IF you are, like myself, renting a house in the Upper Hunter, then you should consider yourself very, very lucky.
That is because throughout two of the region's largest towns, Scone and Muswellbrook - who have a combined population of more than 20,000 people - there are just two properties without applications already pending on them.
While that number increases minutely if you're willing to wait a week or so to move in, the market remains extremely competitive.
Licensee and sales manager at Ray White Scone (RWS), McEwan Dawson, didn't mix his words when asked whether supply was keeping up with demand.
"If we were looking to rentals, we wouldn't find them," he said.
"It is very hard to get hold of anything to rent, no matter who you are," added RWS principal Jennifer Dawson.
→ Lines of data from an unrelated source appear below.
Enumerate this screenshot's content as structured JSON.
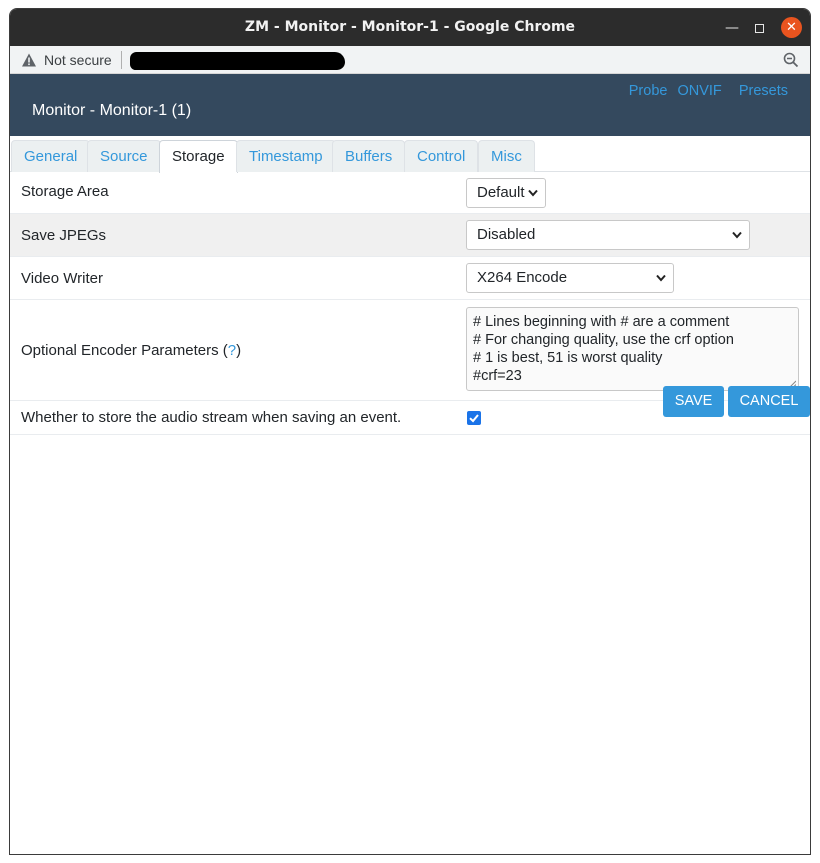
{
  "window": {
    "title": "ZM - Monitor - Monitor-1 - Google Chrome"
  },
  "urlbar": {
    "security_text": "Not secure"
  },
  "header": {
    "title": "Monitor - Monitor-1 (1)",
    "links": [
      "Probe",
      "ONVIF",
      "Presets"
    ]
  },
  "tabs": [
    {
      "label": "General",
      "active": false
    },
    {
      "label": "Source",
      "active": false
    },
    {
      "label": "Storage",
      "active": true
    },
    {
      "label": "Timestamp",
      "active": false
    },
    {
      "label": "Buffers",
      "active": false
    },
    {
      "label": "Control",
      "active": false
    },
    {
      "label": "Misc",
      "active": false
    }
  ],
  "form": {
    "storage_area": {
      "label": "Storage Area",
      "value": "Default"
    },
    "save_jpegs": {
      "label": "Save JPEGs",
      "value": "Disabled"
    },
    "video_writer": {
      "label": "Video Writer",
      "value": "X264 Encode"
    },
    "encoder_params": {
      "label": "Optional Encoder Parameters (",
      "help": "?",
      "label_end": ")",
      "lines": [
        "# Lines beginning with # are a comment",
        "# For changing quality, use the crf option",
        "# 1 is best, 51 is worst quality",
        "#crf=23"
      ]
    },
    "record_audio": {
      "label": "Whether to store the audio stream when saving an event.",
      "checked": true
    }
  },
  "buttons": {
    "save": "SAVE",
    "cancel": "CANCEL"
  },
  "colors": {
    "header_bg": "#34495e",
    "accent": "#3498db",
    "close_button": "#e9541f"
  },
  "icons": [
    "warning-icon",
    "zoom-icon",
    "minimize-icon",
    "maximize-icon",
    "close-icon",
    "chevron-down-icon",
    "check-icon"
  ]
}
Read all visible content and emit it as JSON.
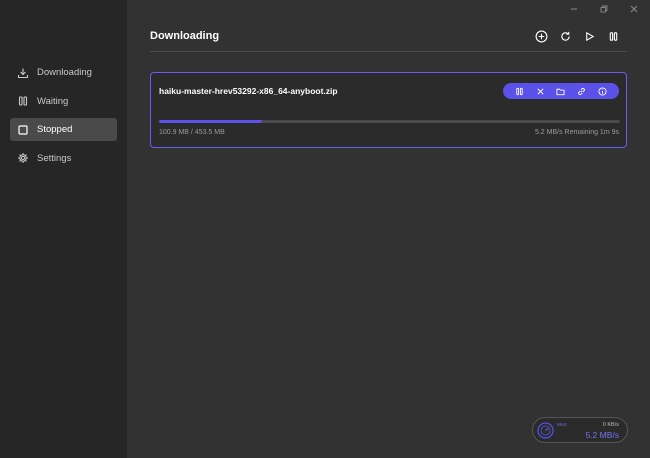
{
  "window": {
    "controls": [
      "minimize-icon",
      "restore-icon",
      "close-icon"
    ]
  },
  "sidebar": {
    "items": [
      {
        "label": "Downloading",
        "icon": "download-icon",
        "active": false
      },
      {
        "label": "Waiting",
        "icon": "pause-icon",
        "active": false
      },
      {
        "label": "Stopped",
        "icon": "stop-icon",
        "active": true
      },
      {
        "label": "Settings",
        "icon": "gear-icon",
        "active": false
      }
    ]
  },
  "header": {
    "title": "Downloading",
    "toolbar": [
      "add-task-icon",
      "refresh-icon",
      "play-icon",
      "pause-all-icon"
    ]
  },
  "task": {
    "name": "haiku-master-hrev53292-x86_64-anyboot.zip",
    "size": "100.9 MB / 453.5 MB",
    "speed": "5.2 MB/s Remaining 1m 9s",
    "progress": 0.2225,
    "actions": [
      "pause-icon",
      "delete-icon",
      "folder-icon",
      "link-icon",
      "info-icon"
    ]
  },
  "speedometer": {
    "label": "MAX",
    "upload": "0 KB/s",
    "download": "5.2 MB/s"
  },
  "colors": {
    "accent": "#5b50e8",
    "sidebar_bg": "#262626",
    "main_bg": "#323232",
    "active_nav": "#4a4a4a"
  }
}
Prices are nearing a premium too, with a three bedroom house likely to set you back approximately $350 a week.
That equates to just over $116 per person, while a four bedroom home in Muswellbrook would be $420 according to Warburton Estate Agent's Sandy Warburton, meaning it's narrowly cheaper at $105 per tenant.
Ms Dawson said the going is tough for anyone looking for temporary accommodation in the nation's horse capital.
"The rental market is very hard in Scone, it's very strong," she said.
"It always has been fairly strong though, up until that switch with the mining when Drayton (Hunter Valley) closed, then there was a lot of properties that became available.
"But now there's some more mining things in place, so with operations like Mount Pleasant opening up it's recovering."
Despite those comments, Mr Dawson said there was another industry dominating the rental scene in town.
"I would say maybe two out of ten are miners, I know Muswellbrook is a bit different... but it's still predominately the horse industry here," he stated.
"The horse game is just going from strength to strength."
The Dawsons said veterinarians were among the most popular professions, although meatworks employees are also quite common.
Another difference between Scone and its nearby neighbour is that they have not been accepting an 'auction' process rentals.
Mr Warburton recently revealed that applicants have been offering more rent than what is advertised in attempt to get an advantage over other suitors.
However, Mr Dawson said they would likely not accept such an action if it were to occur with one of their properties.
"We don't engage in that auction type of thing because we find in that case it's often the ones that are very desperate, and we often question why that is," he said.
Strong references and good communication are still the best weapons at applicants' disposal according the realtors, with Ms Dawson advising them to attend the office in person if they want to build a good rapport.
With the thoroughbred industry continuously growing and expanding it's fair to say demand is unlikely to drop off any time soon, so if you get your hands on a house then keep it clean and don't let go.